Could you extract every entry below and reproduce it exactly?

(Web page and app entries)
+++

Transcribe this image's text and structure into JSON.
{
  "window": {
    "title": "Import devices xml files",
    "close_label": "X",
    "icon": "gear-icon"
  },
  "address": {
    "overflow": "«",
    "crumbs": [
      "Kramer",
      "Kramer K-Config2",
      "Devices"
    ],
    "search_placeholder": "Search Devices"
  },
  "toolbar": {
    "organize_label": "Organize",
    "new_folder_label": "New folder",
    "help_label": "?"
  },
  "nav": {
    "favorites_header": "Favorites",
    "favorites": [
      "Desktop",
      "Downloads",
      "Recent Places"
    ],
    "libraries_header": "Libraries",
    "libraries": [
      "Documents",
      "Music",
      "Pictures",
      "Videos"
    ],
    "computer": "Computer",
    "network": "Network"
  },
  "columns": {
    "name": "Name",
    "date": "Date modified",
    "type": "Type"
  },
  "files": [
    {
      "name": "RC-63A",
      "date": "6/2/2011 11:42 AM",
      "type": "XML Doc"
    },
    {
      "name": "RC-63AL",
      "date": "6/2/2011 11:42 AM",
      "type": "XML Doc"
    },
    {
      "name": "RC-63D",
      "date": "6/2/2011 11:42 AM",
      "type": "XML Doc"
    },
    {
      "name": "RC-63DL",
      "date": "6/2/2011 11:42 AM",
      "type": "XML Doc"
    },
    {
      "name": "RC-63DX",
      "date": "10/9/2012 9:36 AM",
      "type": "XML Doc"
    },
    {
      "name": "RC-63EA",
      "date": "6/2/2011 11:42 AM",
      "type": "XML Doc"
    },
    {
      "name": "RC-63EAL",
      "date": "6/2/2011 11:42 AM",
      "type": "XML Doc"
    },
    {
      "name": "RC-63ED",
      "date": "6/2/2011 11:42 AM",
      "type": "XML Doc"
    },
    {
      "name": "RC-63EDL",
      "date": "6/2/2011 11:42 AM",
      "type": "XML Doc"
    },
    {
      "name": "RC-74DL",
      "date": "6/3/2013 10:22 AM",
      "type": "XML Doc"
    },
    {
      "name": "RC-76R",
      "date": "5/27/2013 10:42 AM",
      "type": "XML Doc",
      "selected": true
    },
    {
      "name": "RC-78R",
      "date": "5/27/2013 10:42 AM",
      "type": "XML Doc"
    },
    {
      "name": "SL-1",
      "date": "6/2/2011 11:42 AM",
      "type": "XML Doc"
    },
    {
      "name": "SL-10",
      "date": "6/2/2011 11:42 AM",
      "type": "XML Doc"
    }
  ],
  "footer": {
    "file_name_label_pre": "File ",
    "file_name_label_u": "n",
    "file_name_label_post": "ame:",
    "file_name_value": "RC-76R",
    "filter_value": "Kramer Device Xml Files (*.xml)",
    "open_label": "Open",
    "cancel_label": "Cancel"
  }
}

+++

**Exercise result**
Transcribe this image's text and structure into JSON.
{
  "window": {
    "title": "Import devices xml files",
    "close_label": "X",
    "icon": "gear-icon"
  },
  "address": {
    "overflow": "«",
    "crumbs": [
      "Kramer",
      "Kramer K-Config2",
      "Devices"
    ],
    "search_placeholder": "Search Devices"
  },
  "toolbar": {
    "organize_label": "Organize",
    "new_folder_label": "New folder",
    "help_label": "?"
  },
  "nav": {
    "favorites_header": "Favorites",
    "favorites": [
      "Desktop",
      "Downloads",
      "Recent Places"
    ],
    "libraries_header": "Libraries",
    "libraries": [
      "Documents",
      "Music",
      "Pictures",
      "Videos"
    ],
    "computer": "Computer",
    "network": "Network"
  },
  "columns": {
    "name": "Name",
    "date": "Date modified",
    "type": "Type"
  },
  "files": [
    {
      "name": "RC-63A",
      "date": "6/2/2011 11:42 AM",
      "type": "XML Doc"
    },
    {
      "name": "RC-63AL",
      "date": "6/2/2011 11:42 AM",
      "type": "XML Doc"
    },
    {
      "name": "RC-63D",
      "date": "6/2/2011 11:42 AM",
      "type": "XML Doc"
    },
    {
      "name": "RC-63DL",
      "date": "6/2/2011 11:42 AM",
      "type": "XML Doc"
    },
    {
      "name": "RC-63DX",
      "date": "10/9/2012 9:36 AM",
      "type": "XML Doc"
    },
    {
      "name": "RC-63EA",
      "date": "6/2/2011 11:42 AM",
      "type": "XML Doc"
    },
    {
      "name": "RC-63EAL",
      "date": "6/2/2011 11:42 AM",
      "type": "XML Doc"
    },
    {
      "name": "RC-63ED",
      "date": "6/2/2011 11:42 AM",
      "type": "XML Doc"
    },
    {
      "name": "RC-63EDL",
      "date": "6/2/2011 11:42 AM",
      "type": "XML Doc"
    },
    {
      "name": "RC-74DL",
      "date": "6/3/2013 10:22 AM",
      "type": "XML Doc"
    },
    {
      "name": "RC-76R",
      "date": "5/27/2013 10:42 AM",
      "type": "XML Doc",
      "selected": true
    },
    {
      "name": "RC-78R",
      "date": "5/27/2013 10:42 AM",
      "type": "XML Doc"
    },
    {
      "name": "SL-1",
      "date": "6/2/2011 11:42 AM",
      "type": "XML Doc"
    },
    {
      "name": "SL-10",
      "date": "6/2/2011 11:42 AM",
      "type": "XML Doc"
    }
  ],
  "footer": {
    "file_name_label_pre": "File ",
    "file_name_label_u": "n",
    "file_name_label_post": "ame:",
    "file_name_value": "RC-76R",
    "filter_value": "Kramer Device Xml Files (*.xml)",
    "open_label": "Open",
    "cancel_label": "Cancel"
  }
}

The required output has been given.